[[ Data to process, beginning ]]

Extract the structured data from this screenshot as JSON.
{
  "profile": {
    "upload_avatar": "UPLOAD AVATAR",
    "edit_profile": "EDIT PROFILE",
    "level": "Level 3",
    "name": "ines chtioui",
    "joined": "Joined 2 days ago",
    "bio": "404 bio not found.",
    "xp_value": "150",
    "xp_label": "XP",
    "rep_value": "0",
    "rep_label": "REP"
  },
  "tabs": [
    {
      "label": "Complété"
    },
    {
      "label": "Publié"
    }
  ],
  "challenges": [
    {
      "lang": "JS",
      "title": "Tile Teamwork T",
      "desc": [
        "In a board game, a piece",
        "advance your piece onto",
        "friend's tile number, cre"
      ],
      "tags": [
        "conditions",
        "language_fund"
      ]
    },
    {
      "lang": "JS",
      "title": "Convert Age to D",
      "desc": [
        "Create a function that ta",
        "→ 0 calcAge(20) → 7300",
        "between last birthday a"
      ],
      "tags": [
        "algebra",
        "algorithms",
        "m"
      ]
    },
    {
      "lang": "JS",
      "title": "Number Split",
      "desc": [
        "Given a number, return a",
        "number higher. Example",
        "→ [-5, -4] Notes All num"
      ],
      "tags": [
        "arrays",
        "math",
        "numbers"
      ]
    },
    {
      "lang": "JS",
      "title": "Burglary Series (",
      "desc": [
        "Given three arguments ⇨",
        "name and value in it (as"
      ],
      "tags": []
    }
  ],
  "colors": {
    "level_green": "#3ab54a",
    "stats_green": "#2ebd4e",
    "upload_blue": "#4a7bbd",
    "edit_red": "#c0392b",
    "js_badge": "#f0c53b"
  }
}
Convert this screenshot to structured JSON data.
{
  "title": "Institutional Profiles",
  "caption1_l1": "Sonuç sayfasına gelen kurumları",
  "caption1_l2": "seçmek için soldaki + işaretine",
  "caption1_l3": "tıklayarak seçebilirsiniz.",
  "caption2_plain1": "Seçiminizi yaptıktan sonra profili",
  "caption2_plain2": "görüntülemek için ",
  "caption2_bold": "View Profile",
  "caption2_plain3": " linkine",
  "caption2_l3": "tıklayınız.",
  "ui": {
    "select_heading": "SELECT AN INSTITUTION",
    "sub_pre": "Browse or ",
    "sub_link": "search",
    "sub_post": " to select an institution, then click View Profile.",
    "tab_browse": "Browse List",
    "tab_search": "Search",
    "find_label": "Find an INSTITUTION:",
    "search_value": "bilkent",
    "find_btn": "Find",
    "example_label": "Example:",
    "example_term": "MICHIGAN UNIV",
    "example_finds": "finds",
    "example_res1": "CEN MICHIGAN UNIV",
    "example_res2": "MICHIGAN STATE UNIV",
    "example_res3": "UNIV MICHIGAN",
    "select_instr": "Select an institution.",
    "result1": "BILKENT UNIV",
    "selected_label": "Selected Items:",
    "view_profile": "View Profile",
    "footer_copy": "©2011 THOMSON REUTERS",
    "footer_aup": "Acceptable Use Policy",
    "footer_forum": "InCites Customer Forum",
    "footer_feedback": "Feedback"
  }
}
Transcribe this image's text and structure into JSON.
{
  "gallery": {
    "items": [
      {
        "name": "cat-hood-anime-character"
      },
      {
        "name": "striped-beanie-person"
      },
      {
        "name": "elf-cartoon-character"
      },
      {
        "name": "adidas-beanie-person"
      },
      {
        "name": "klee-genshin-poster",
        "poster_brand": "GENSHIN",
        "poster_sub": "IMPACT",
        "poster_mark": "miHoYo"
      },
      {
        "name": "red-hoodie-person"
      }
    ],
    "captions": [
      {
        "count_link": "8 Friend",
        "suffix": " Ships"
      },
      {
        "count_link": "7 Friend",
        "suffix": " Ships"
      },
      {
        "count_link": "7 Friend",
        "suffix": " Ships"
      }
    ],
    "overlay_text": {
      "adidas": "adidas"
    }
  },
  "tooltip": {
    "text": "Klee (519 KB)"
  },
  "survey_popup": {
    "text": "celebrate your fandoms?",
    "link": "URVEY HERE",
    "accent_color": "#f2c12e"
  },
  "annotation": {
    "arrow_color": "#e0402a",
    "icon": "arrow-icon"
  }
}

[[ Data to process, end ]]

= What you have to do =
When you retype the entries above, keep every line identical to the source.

= Problem solution =
Extract the structured data from this screenshot as JSON.
{
  "profile": {
    "upload_avatar": "UPLOAD AVATAR",
    "edit_profile": "EDIT PROFILE",
    "level": "Level 3",
    "name": "ines chtioui",
    "joined": "Joined 2 days ago",
    "bio": "404 bio not found.",
    "xp_value": "150",
    "xp_label": "XP",
    "rep_value": "0",
    "rep_label": "REP"
  },
  "tabs": [
    {
      "label": "Complété"
    },
    {
      "label": "Publié"
    }
  ],
  "challenges": [
    {
      "lang": "JS",
      "title": "Tile Teamwork T",
      "desc": [
        "In a board game, a piece",
        "advance your piece onto",
        "friend's tile number, cre"
      ],
      "tags": [
        "conditions",
        "language_fund"
      ]
    },
    {
      "lang": "JS",
      "title": "Convert Age to D",
      "desc": [
        "Create a function that ta",
        "→ 0 calcAge(20) → 7300",
        "between last birthday a"
      ],
      "tags": [
        "algebra",
        "algorithms",
        "m"
      ]
    },
    {
      "lang": "JS",
      "title": "Number Split",
      "desc": [
        "Given a number, return a",
        "number higher. Example",
        "→ [-5, -4] Notes All num"
      ],
      "tags": [
        "arrays",
        "math",
        "numbers"
      ]
    },
    {
      "lang": "JS",
      "title": "Burglary Series (",
      "desc": [
        "Given three arguments ⇨",
        "name and value in it (as"
      ],
      "tags": []
    }
  ],
  "colors": {
    "level_green": "#3ab54a",
    "stats_green": "#2ebd4e",
    "upload_blue": "#4a7bbd",
    "edit_red": "#c0392b",
    "js_badge": "#f0c53b"
  }
}
Convert this screenshot to structured JSON data.
{
  "title": "Institutional Profiles",
  "caption1_l1": "Sonuç sayfasına gelen kurumları",
  "caption1_l2": "seçmek için soldaki + işaretine",
  "caption1_l3": "tıklayarak seçebilirsiniz.",
  "caption2_plain1": "Seçiminizi yaptıktan sonra profili",
  "caption2_plain2": "görüntülemek için ",
  "caption2_bold": "View Profile",
  "caption2_plain3": " linkine",
  "caption2_l3": "tıklayınız.",
  "ui": {
    "select_heading": "SELECT AN INSTITUTION",
    "sub_pre": "Browse or ",
    "sub_link": "search",
    "sub_post": " to select an institution, then click View Profile.",
    "tab_browse": "Browse List",
    "tab_search": "Search",
    "find_label": "Find an INSTITUTION:",
    "search_value": "bilkent",
    "find_btn": "Find",
    "example_label": "Example:",
    "example_term": "MICHIGAN UNIV",
    "example_finds": "finds",
    "example_res1": "CEN MICHIGAN UNIV",
    "example_res2": "MICHIGAN STATE UNIV",
    "example_res3": "UNIV MICHIGAN",
    "select_instr": "Select an institution.",
    "result1": "BILKENT UNIV",
    "selected_label": "Selected Items:",
    "view_profile": "View Profile",
    "footer_copy": "©2011 THOMSON REUTERS",
    "footer_aup": "Acceptable Use Policy",
    "footer_forum": "InCites Customer Forum",
    "footer_feedback": "Feedback"
  }
}
Transcribe this image's text and structure into JSON.
{
  "gallery": {
    "items": [
      {
        "name": "cat-hood-anime-character"
      },
      {
        "name": "striped-beanie-person"
      },
      {
        "name": "elf-cartoon-character"
      },
      {
        "name": "adidas-beanie-person"
      },
      {
        "name": "klee-genshin-poster",
        "poster_brand": "GENSHIN",
        "poster_sub": "IMPACT",
        "poster_mark": "miHoYo"
      },
      {
        "name": "red-hoodie-person"
      }
    ],
    "captions": [
      {
        "count_link": "8 Friend",
        "suffix": " Ships"
      },
      {
        "count_link": "7 Friend",
        "suffix": " Ships"
      },
      {
        "count_link": "7 Friend",
        "suffix": " Ships"
      }
    ],
    "overlay_text": {
      "adidas": "adidas"
    }
  },
  "tooltip": {
    "text": "Klee (519 KB)"
  },
  "survey_popup": {
    "text": "celebrate your fandoms?",
    "link": "URVEY HERE",
    "accent_color": "#f2c12e"
  },
  "annotation": {
    "arrow_color": "#e0402a",
    "icon": "arrow-icon"
  }
}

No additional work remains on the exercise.